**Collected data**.
========================

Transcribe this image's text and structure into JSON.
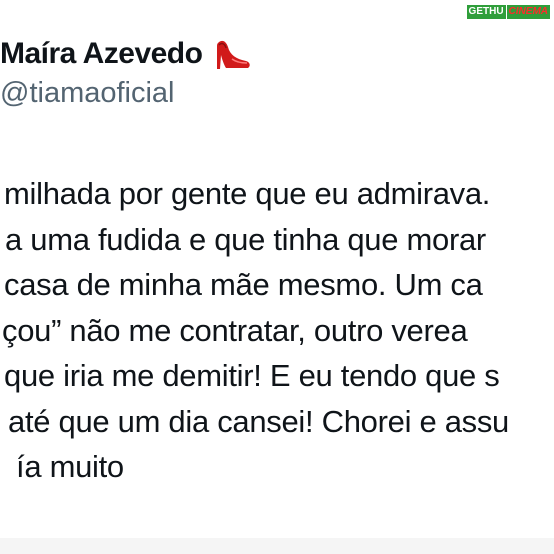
{
  "watermark": {
    "part1": "GETHU",
    "part2": "CINEMA"
  },
  "tweet": {
    "author_name": "Maíra Azevedo",
    "author_emoji": "high-heel-icon",
    "handle": "@tiamaoficial",
    "lines": [
      "milhada por gente que eu admirava.",
      "a uma fudida e que tinha que morar",
      "casa de minha mãe mesmo. Um ca",
      "çou” não me contratar, outro verea",
      "que iria me demitir! E eu tendo que s",
      "até que um dia cansei! Chorei e assu",
      "ía muito"
    ]
  },
  "colors": {
    "text": "#0f1419",
    "handle": "#536471",
    "heel": "#d11a1a",
    "watermark_bg": "#2f9e3a",
    "watermark_accent": "#ff2a2a"
  }
}
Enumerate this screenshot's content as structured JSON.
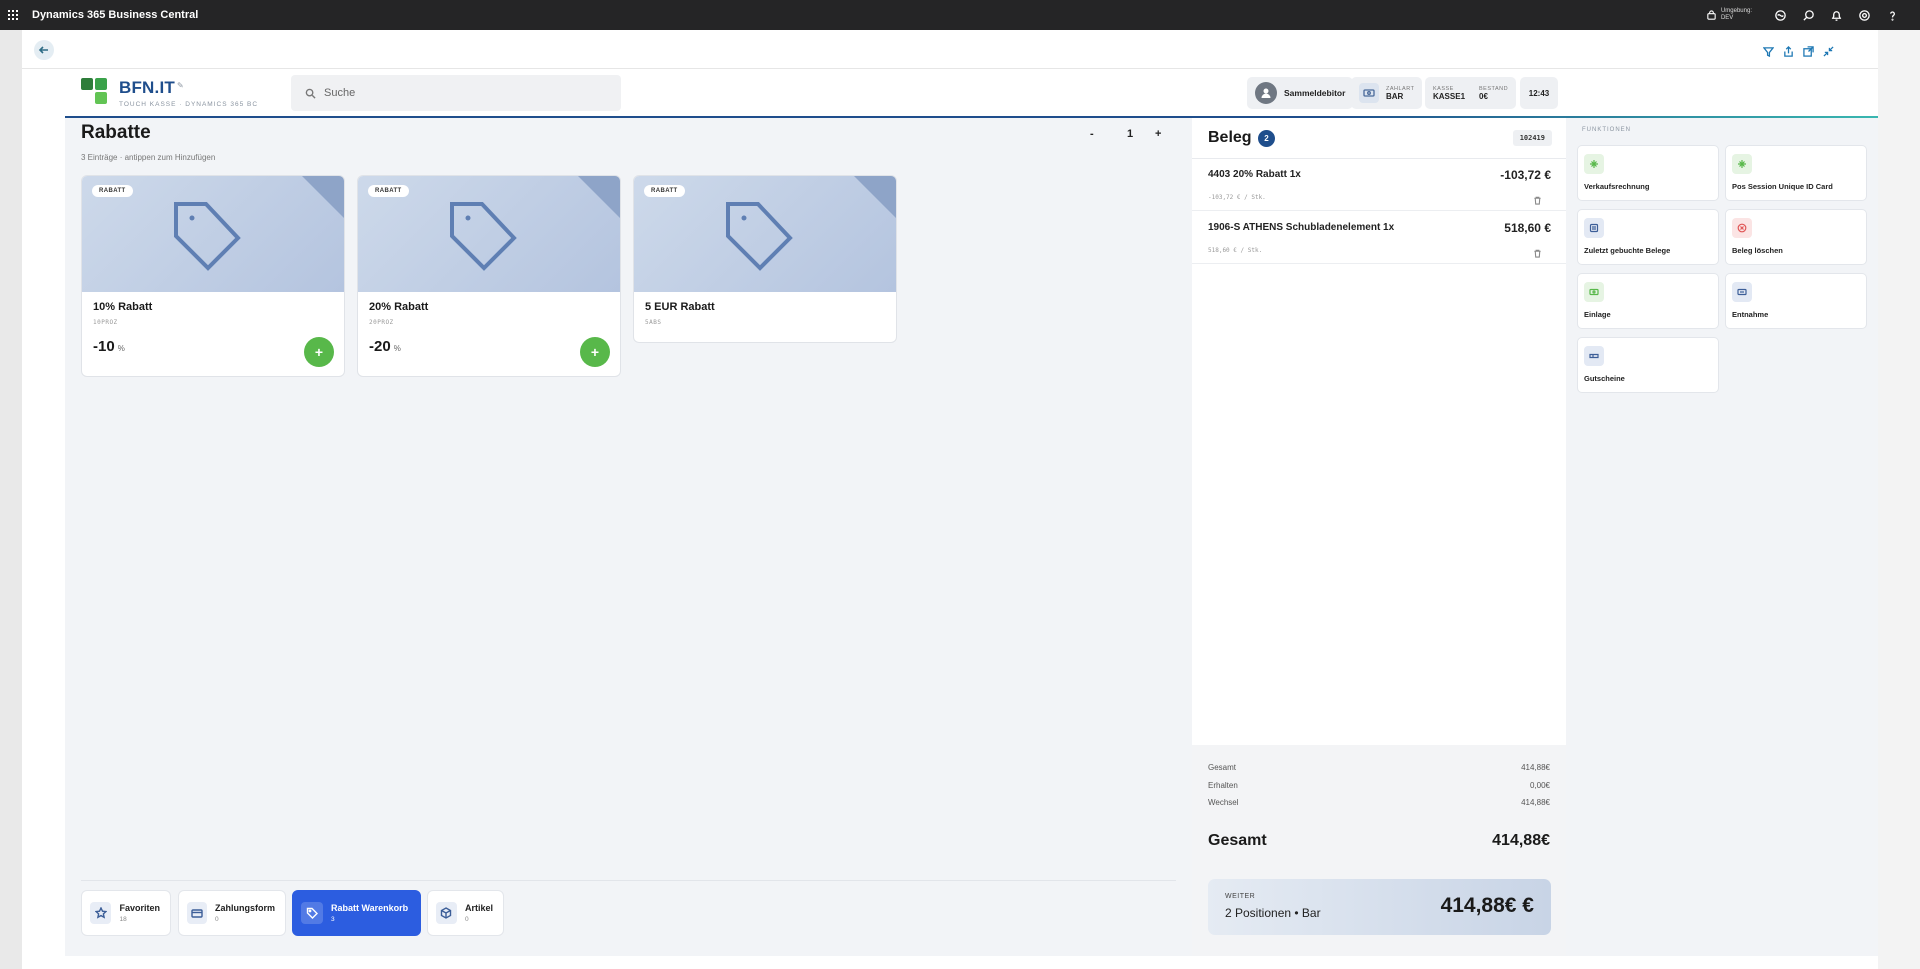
{
  "topbar": {
    "app_title": "Dynamics 365 Business Central",
    "env_label": "Umgebung:",
    "env_value": "DEV"
  },
  "header": {
    "brand": "BFN.IT",
    "brand_sub": "TOUCH KASSE · DYNAMICS 365 BC",
    "search_placeholder": "Suche",
    "customer": "Sammeldebitor",
    "zahlart_label": "ZAHLART",
    "zahlart_value": "BAR",
    "kasse_label": "KASSE",
    "kasse_value": "KASSE1",
    "bestand_label": "BESTAND",
    "bestand_value": "0€",
    "time": "12:43"
  },
  "left": {
    "title": "Rabatte",
    "subtitle": "3 Einträge · antippen zum Hinzufügen",
    "qty_minus": "-",
    "qty_value": "1",
    "qty_plus": "+",
    "cards": [
      {
        "badge": "RABATT",
        "name": "10% Rabatt",
        "code": "10PROZ",
        "value": "-10",
        "unit": "%"
      },
      {
        "badge": "RABATT",
        "name": "20% Rabatt",
        "code": "20PROZ",
        "value": "-20",
        "unit": "%"
      },
      {
        "badge": "RABATT",
        "name": "5 EUR Rabatt",
        "code": "5ABS"
      }
    ],
    "tabs": [
      {
        "label": "Favoriten",
        "count": "18",
        "icon": "star-icon"
      },
      {
        "label": "Zahlungsform",
        "count": "0",
        "icon": "card-icon"
      },
      {
        "label": "Rabatt Warenkorb",
        "count": "3",
        "icon": "tag-icon"
      },
      {
        "label": "Artikel",
        "count": "0",
        "icon": "box-icon"
      }
    ]
  },
  "beleg": {
    "title": "Beleg",
    "count": "2",
    "number": "102419",
    "items": [
      {
        "name": "4403 20% Rabatt 1x",
        "price": "-103,72 €",
        "detail": "-103,72 € / Stk."
      },
      {
        "name": "1906-S ATHENS Schubladenelement 1x",
        "price": "518,60 €",
        "detail": "518,60 € / Stk."
      }
    ],
    "gesamt_label": "Gesamt",
    "gesamt_value": "414,88€",
    "erhalten_label": "Erhalten",
    "erhalten_value": "0,00€",
    "wechsel_label": "Wechsel",
    "wechsel_value": "414,88€",
    "grand_label": "Gesamt",
    "grand_value": "414,88€",
    "weiter_label": "WEITER",
    "weiter_summary": "2 Positionen • Bar",
    "weiter_amount": "414,88€ €"
  },
  "funktionen": {
    "title": "FUNKTIONEN",
    "buttons": [
      {
        "label": "Verkaufsrechnung",
        "icon": "sparkle-icon",
        "color": "#58b84a"
      },
      {
        "label": "Pos Session Unique ID Card",
        "icon": "sparkle-icon",
        "color": "#58b84a"
      },
      {
        "label": "Zuletzt gebuchte Belege",
        "icon": "receipt-icon",
        "color": "#3c5e98"
      },
      {
        "label": "Beleg löschen",
        "icon": "delete-circle-icon",
        "color": "#e05555"
      },
      {
        "label": "Einlage",
        "icon": "cash-in-icon",
        "color": "#58b84a"
      },
      {
        "label": "Entnahme",
        "icon": "cash-out-icon",
        "color": "#3c5e98"
      },
      {
        "label": "Gutscheine",
        "icon": "voucher-icon",
        "color": "#3c5e98"
      }
    ]
  },
  "colors": {
    "brand": "#1f4e8c",
    "accent_green": "#58b84a",
    "active_tab": "#2c5de0"
  }
}
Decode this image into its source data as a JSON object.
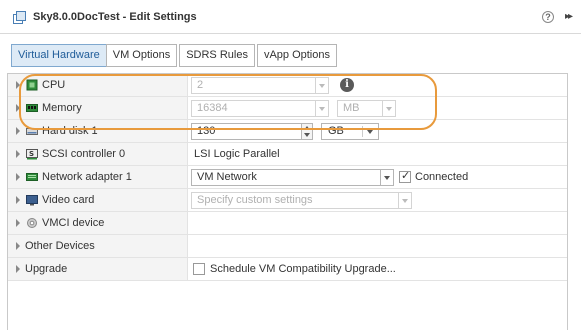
{
  "window": {
    "title": "Sky8.0.0DocTest - Edit Settings",
    "help_glyph": "?",
    "more_glyph": "▸▸"
  },
  "tabs": [
    {
      "label": "Virtual Hardware",
      "active": true
    },
    {
      "label": "VM Options",
      "active": false
    },
    {
      "label": "SDRS Rules",
      "active": false
    },
    {
      "label": "vApp Options",
      "active": false
    }
  ],
  "rows": {
    "cpu": {
      "label": "CPU",
      "value": "2",
      "info_glyph": "i"
    },
    "memory": {
      "label": "Memory",
      "value": "16384",
      "unit": "MB"
    },
    "hard_disk": {
      "label": "Hard disk 1",
      "value": "130",
      "unit": "GB"
    },
    "scsi": {
      "label": "SCSI controller 0",
      "value": "LSI Logic Parallel"
    },
    "network": {
      "label": "Network adapter 1",
      "value": "VM Network",
      "connected_label": "Connected",
      "connected": true
    },
    "video": {
      "label": "Video card",
      "placeholder": "Specify custom settings"
    },
    "vmci": {
      "label": "VMCI device"
    },
    "other": {
      "label": "Other Devices"
    },
    "upgrade": {
      "label": "Upgrade",
      "checkbox_label": "Schedule VM Compatibility Upgrade...",
      "checked": false
    }
  },
  "colors": {
    "active_tab_bg": "#ddeaf6",
    "highlight_outline": "#e89a3c"
  }
}
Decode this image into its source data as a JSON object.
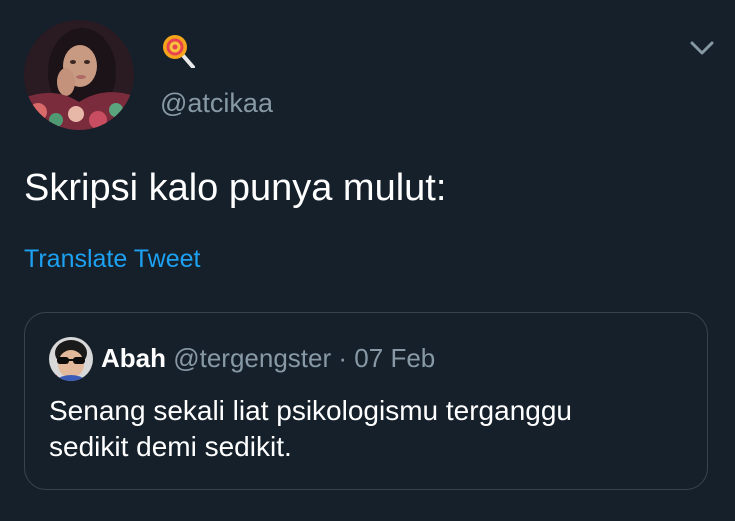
{
  "tweet": {
    "display_name_icon": "lollipop-emoji-icon",
    "handle": "@atcikaa",
    "text": "Skripsi kalo punya mulut:",
    "translate_label": "Translate Tweet",
    "menu_icon": "chevron-down-icon",
    "avatar_icon": "profile-photo"
  },
  "quoted_tweet": {
    "avatar_icon": "sunglasses-avatar",
    "name": "Abah",
    "handle": "@tergengster",
    "separator": "·",
    "date": "07 Feb",
    "text_line1": "Senang sekali liat psikologismu terganggu",
    "text_line2": "sedikit demi sedikit."
  },
  "colors": {
    "background": "#15202b",
    "text": "#ffffff",
    "secondary_text": "#8899a6",
    "link": "#1da1f2",
    "border": "#38444d"
  }
}
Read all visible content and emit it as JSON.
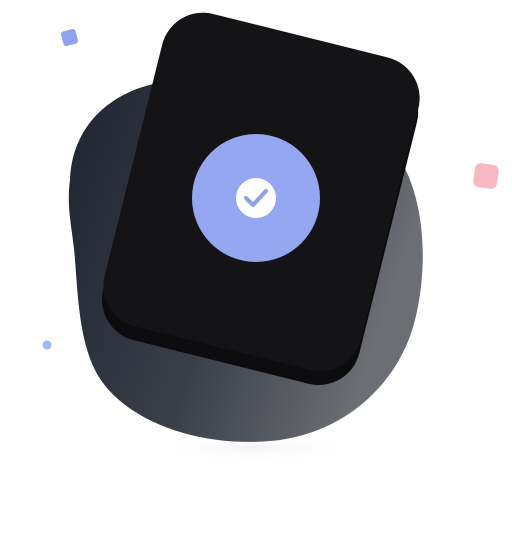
{
  "illustration": {
    "description_icon": "check-icon",
    "colors": {
      "background": "#ffffff",
      "blob_dark": "#1f2430",
      "blob_light": "#6b6e73",
      "card": "#141416",
      "card_edge": "#0c0c0e",
      "badge": "#94a7f0",
      "check_circle": "#ffffff",
      "check_mark": "#8ea2ec",
      "confetti_blue": "#8fa3f0",
      "confetti_pink": "#f7b9bf",
      "confetti_dot": "#9db9f5"
    }
  }
}
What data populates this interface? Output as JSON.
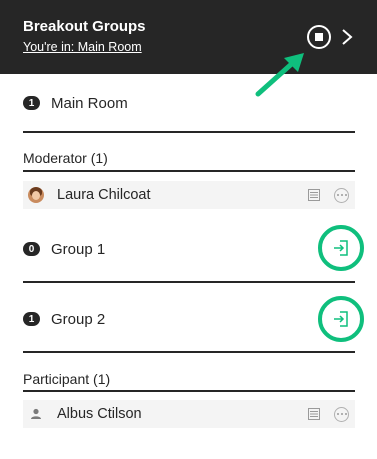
{
  "header": {
    "title": "Breakout Groups",
    "subtitle": "You're in: Main Room",
    "stop_icon": "stop-circle-icon",
    "collapse_icon": "chevron-right-icon"
  },
  "colors": {
    "header_bg": "#262626",
    "highlight": "#0fbf7d",
    "row_bg": "#f4f4f4"
  },
  "main_room": {
    "count": "1",
    "name": "Main Room"
  },
  "moderator_section": {
    "label": "Moderator (1)",
    "users": [
      {
        "name": "Laura Chilcoat",
        "avatar": "photo"
      }
    ]
  },
  "groups": [
    {
      "count": "0",
      "name": "Group 1",
      "join_icon": "join-group-icon"
    },
    {
      "count": "1",
      "name": "Group 2",
      "join_icon": "join-group-icon"
    }
  ],
  "participant_section": {
    "label": "Participant (1)",
    "users": [
      {
        "name": "Albus Ctilson",
        "avatar": "generic-user"
      }
    ]
  }
}
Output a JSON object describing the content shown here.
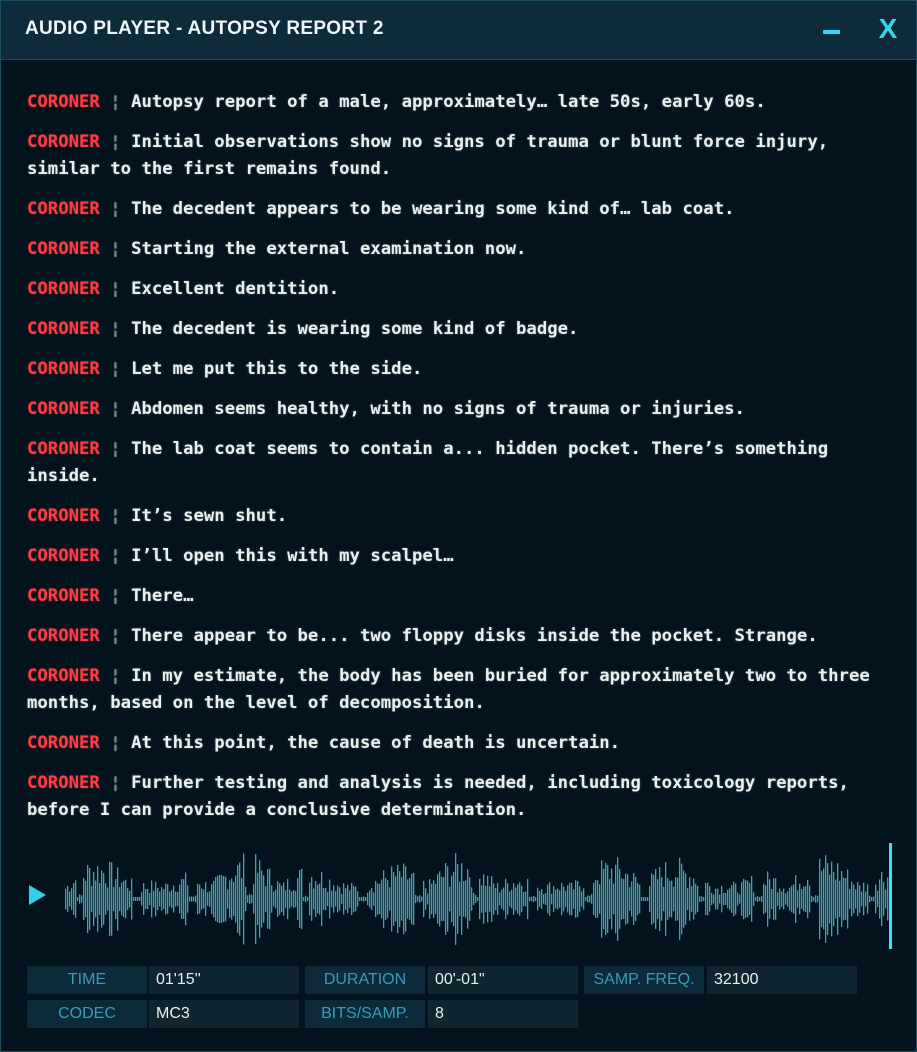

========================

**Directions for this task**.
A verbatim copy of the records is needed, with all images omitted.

**Expected answer**.
Transcribe this image's text and structure into JSON.
{
  "watermark": {
    "part1": "GETHU",
    "part2": "CINEMA"
  },
  "tweet": {
    "author_name": "Maíra Azevedo",
    "author_emoji": "high-heel-icon",
    "handle": "@tiamaoficial",
    "lines": [
      "milhada por gente que eu admirava.",
      "a uma fudida e que tinha que morar",
      "casa de minha mãe mesmo. Um ca",
      "çou” não me contratar, outro verea",
      "que iria me demitir! E eu tendo que s",
      "até que um dia cansei! Chorei e assu",
      "ía muito"
    ]
  },
  "colors": {
    "text": "#0f1419",
    "handle": "#536471",
    "heel": "#d11a1a",
    "watermark_bg": "#2f9e3a",
    "watermark_accent": "#ff2a2a"
  }
}
Enumerate this screenshot's content as structured JSON.
{
  "topbar": {
    "app_title": "Dynamics 365 Business Central",
    "env_label": "Umgebung:",
    "env_value": "DEV"
  },
  "header": {
    "brand": "BFN.IT",
    "brand_sub": "TOUCH KASSE · DYNAMICS 365 BC",
    "search_placeholder": "Suche",
    "customer": "Sammeldebitor",
    "zahlart_label": "ZAHLART",
    "zahlart_value": "BAR",
    "kasse_label": "KASSE",
    "kasse_value": "KASSE1",
    "bestand_label": "BESTAND",
    "bestand_value": "0€",
    "time": "12:43"
  },
  "left": {
    "title": "Rabatte",
    "subtitle": "3 Einträge · antippen zum Hinzufügen",
    "qty_minus": "-",
    "qty_value": "1",
    "qty_plus": "+",
    "cards": [
      {
        "badge": "RABATT",
        "name": "10% Rabatt",
        "code": "10PROZ",
        "value": "-10",
        "unit": "%"
      },
      {
        "badge": "RABATT",
        "name": "20% Rabatt",
        "code": "20PROZ",
        "value": "-20",
        "unit": "%"
      },
      {
        "badge": "RABATT",
        "name": "5 EUR Rabatt",
        "code": "5ABS"
      }
    ],
    "tabs": [
      {
        "label": "Favoriten",
        "count": "18",
        "icon": "star-icon"
      },
      {
        "label": "Zahlungsform",
        "count": "0",
        "icon": "card-icon"
      },
      {
        "label": "Rabatt Warenkorb",
        "count": "3",
        "icon": "tag-icon"
      },
      {
        "label": "Artikel",
        "count": "0",
        "icon": "box-icon"
      }
    ]
  },
  "beleg": {
    "title": "Beleg",
    "count": "2",
    "number": "102419",
    "items": [
      {
        "name": "4403 20% Rabatt 1x",
        "price": "-103,72 €",
        "detail": "-103,72 € / Stk."
      },
      {
        "name": "1906-S ATHENS Schubladenelement 1x",
        "price": "518,60 €",
        "detail": "518,60 € / Stk."
      }
    ],
    "gesamt_label": "Gesamt",
    "gesamt_value": "414,88€",
    "erhalten_label": "Erhalten",
    "erhalten_value": "0,00€",
    "wechsel_label": "Wechsel",
    "wechsel_value": "414,88€",
    "grand_label": "Gesamt",
    "grand_value": "414,88€",
    "weiter_label": "WEITER",
    "weiter_summary": "2 Positionen • Bar",
    "weiter_amount": "414,88€ €"
  },
  "funktionen": {
    "title": "FUNKTIONEN",
    "buttons": [
      {
        "label": "Verkaufsrechnung",
        "icon": "sparkle-icon",
        "color": "#58b84a"
      },
      {
        "label": "Pos Session Unique ID Card",
        "icon": "sparkle-icon",
        "color": "#58b84a"
      },
      {
        "label": "Zuletzt gebuchte Belege",
        "icon": "receipt-icon",
        "color": "#3c5e98"
      },
      {
        "label": "Beleg löschen",
        "icon": "delete-circle-icon",
        "color": "#e05555"
      },
      {
        "label": "Einlage",
        "icon": "cash-in-icon",
        "color": "#58b84a"
      },
      {
        "label": "Entnahme",
        "icon": "cash-out-icon",
        "color": "#3c5e98"
      },
      {
        "label": "Gutscheine",
        "icon": "voucher-icon",
        "color": "#3c5e98"
      }
    ]
  },
  "colors": {
    "brand": "#1f4e8c",
    "accent_green": "#58b84a",
    "active_tab": "#2c5de0"
  }
}
Decode this image into its source data as a JSON object.
{
  "window": {
    "title": "Sky8.0.0DocTest - Edit Settings",
    "help_glyph": "?",
    "more_glyph": "▸▸"
  },
  "tabs": [
    {
      "label": "Virtual Hardware",
      "active": true
    },
    {
      "label": "VM Options",
      "active": false
    },
    {
      "label": "SDRS Rules",
      "active": false
    },
    {
      "label": "vApp Options",
      "active": false
    }
  ],
  "rows": {
    "cpu": {
      "label": "CPU",
      "value": "2",
      "info_glyph": "i"
    },
    "memory": {
      "label": "Memory",
      "value": "16384",
      "unit": "MB"
    },
    "hard_disk": {
      "label": "Hard disk 1",
      "value": "130",
      "unit": "GB"
    },
    "scsi": {
      "label": "SCSI controller 0",
      "value": "LSI Logic Parallel"
    },
    "network": {
      "label": "Network adapter 1",
      "value": "VM Network",
      "connected_label": "Connected",
      "connected": true
    },
    "video": {
      "label": "Video card",
      "placeholder": "Specify custom settings"
    },
    "vmci": {
      "label": "VMCI device"
    },
    "other": {
      "label": "Other Devices"
    },
    "upgrade": {
      "label": "Upgrade",
      "checkbox_label": "Schedule VM Compatibility Upgrade...",
      "checked": false
    }
  },
  "colors": {
    "active_tab_bg": "#ddeaf6",
    "highlight_outline": "#e89a3c"
  }
}
Decode this image into its source data as a JSON object.
{
  "tweet": {
    "display_name_icon": "lollipop-emoji-icon",
    "handle": "@atcikaa",
    "text": "Skripsi kalo punya mulut:",
    "translate_label": "Translate Tweet",
    "menu_icon": "chevron-down-icon",
    "avatar_icon": "profile-photo"
  },
  "quoted_tweet": {
    "avatar_icon": "sunglasses-avatar",
    "name": "Abah",
    "handle": "@tergengster",
    "separator": "·",
    "date": "07 Feb",
    "text_line1": "Senang sekali liat psikologismu terganggu",
    "text_line2": "sedikit demi sedikit."
  },
  "colors": {
    "background": "#15202b",
    "text": "#ffffff",
    "secondary_text": "#8899a6",
    "link": "#1da1f2",
    "border": "#38444d"
  }
}
Read all visible content and emit it as JSON.
{
  "illustration": {
    "description_icon": "check-icon",
    "colors": {
      "background": "#ffffff",
      "blob_dark": "#1f2430",
      "blob_light": "#6b6e73",
      "card": "#141416",
      "card_edge": "#0c0c0e",
      "badge": "#94a7f0",
      "check_circle": "#ffffff",
      "check_mark": "#8ea2ec",
      "confetti_blue": "#8fa3f0",
      "confetti_pink": "#f7b9bf",
      "confetti_dot": "#9db9f5"
    }
  }
}
What data populates this interface? Output as JSON.
{
  "header": {
    "title": "Breakout Groups",
    "subtitle": "You're in: Main Room",
    "stop_icon": "stop-circle-icon",
    "collapse_icon": "chevron-right-icon"
  },
  "colors": {
    "header_bg": "#262626",
    "highlight": "#0fbf7d",
    "row_bg": "#f4f4f4"
  },
  "main_room": {
    "count": "1",
    "name": "Main Room"
  },
  "moderator_section": {
    "label": "Moderator (1)",
    "users": [
      {
        "name": "Laura Chilcoat",
        "avatar": "photo"
      }
    ]
  },
  "groups": [
    {
      "count": "0",
      "name": "Group 1",
      "join_icon": "join-group-icon"
    },
    {
      "count": "1",
      "name": "Group 2",
      "join_icon": "join-group-icon"
    }
  ],
  "participant_section": {
    "label": "Participant (1)",
    "users": [
      {
        "name": "Albus Ctilson",
        "avatar": "generic-user"
      }
    ]
  }
}
Output a JSON object describing the content shown here.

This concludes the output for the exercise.